05.01.2016

The hesitation in the population to believe Ebola was real caused some infected victims to hide in their homes or even flee treatment centres, thus infecting family members and local caregivers.

“State of (Health) Emergency”

The Government declared a “State of (Health) Emergency” on the 31st of July 2014, hoping to gain control over the spread of the virus. Measures included the prohibition of traditional funeral ceremonies and the conduction of initiation rites by secret societies, closure of local markets and other public meeting points, closure of schools, bans on workshops, business meetings and group gatherings of any kinds, and formulation of local bye-laws to regulate the social interaction of community members and avoid cross-travelling of strangers. Road control measures to restrict travel and trade came into effect with police and military force and checkpoints set up along all major roads, curfews were put in place to restrict travelling times, and both vehicles and passengers required permits to travel within the country.
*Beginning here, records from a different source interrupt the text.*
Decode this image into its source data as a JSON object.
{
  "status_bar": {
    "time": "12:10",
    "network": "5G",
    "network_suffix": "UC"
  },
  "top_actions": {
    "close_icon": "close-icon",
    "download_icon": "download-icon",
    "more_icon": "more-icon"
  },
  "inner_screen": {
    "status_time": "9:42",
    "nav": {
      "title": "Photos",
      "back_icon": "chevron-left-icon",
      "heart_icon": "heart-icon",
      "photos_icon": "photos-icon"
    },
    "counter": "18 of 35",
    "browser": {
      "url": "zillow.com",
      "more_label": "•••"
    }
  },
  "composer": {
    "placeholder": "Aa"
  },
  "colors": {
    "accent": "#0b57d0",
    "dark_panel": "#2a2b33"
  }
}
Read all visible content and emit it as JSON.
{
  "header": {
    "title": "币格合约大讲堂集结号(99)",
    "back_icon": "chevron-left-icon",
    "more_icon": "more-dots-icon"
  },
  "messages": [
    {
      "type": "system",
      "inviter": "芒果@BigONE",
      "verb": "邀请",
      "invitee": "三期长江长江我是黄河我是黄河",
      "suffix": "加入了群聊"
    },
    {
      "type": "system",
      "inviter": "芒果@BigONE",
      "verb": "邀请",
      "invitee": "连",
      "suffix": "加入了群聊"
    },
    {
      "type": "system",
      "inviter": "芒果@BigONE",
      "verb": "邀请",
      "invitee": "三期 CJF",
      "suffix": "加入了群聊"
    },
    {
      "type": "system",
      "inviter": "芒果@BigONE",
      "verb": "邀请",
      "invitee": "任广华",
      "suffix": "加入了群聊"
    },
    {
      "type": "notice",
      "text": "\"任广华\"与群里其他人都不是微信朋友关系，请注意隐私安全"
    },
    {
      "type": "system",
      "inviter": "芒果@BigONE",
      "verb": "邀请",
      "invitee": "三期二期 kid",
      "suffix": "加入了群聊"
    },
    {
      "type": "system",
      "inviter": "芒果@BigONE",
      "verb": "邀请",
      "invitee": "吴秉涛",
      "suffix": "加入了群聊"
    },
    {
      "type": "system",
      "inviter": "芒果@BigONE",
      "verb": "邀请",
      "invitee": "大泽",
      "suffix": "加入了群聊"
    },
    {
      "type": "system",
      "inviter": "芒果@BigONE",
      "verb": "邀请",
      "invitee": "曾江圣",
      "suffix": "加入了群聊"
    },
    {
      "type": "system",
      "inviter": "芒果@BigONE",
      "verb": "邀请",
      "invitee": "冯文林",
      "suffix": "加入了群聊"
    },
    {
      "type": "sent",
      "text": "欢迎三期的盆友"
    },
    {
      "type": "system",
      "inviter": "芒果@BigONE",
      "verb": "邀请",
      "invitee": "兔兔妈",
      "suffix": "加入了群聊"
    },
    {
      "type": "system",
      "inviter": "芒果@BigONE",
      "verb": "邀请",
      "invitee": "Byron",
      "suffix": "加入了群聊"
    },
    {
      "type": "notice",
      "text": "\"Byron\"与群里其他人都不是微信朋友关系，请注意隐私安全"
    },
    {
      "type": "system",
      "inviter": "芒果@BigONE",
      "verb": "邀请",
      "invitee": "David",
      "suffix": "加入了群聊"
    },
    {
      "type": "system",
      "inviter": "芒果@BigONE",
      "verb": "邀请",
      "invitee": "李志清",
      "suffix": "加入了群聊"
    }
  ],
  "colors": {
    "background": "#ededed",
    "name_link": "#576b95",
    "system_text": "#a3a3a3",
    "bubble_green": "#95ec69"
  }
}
The proclamation of a state of emergency created further insecurity around the national socio-economic framework conditions, with many foreign investors leaving the country.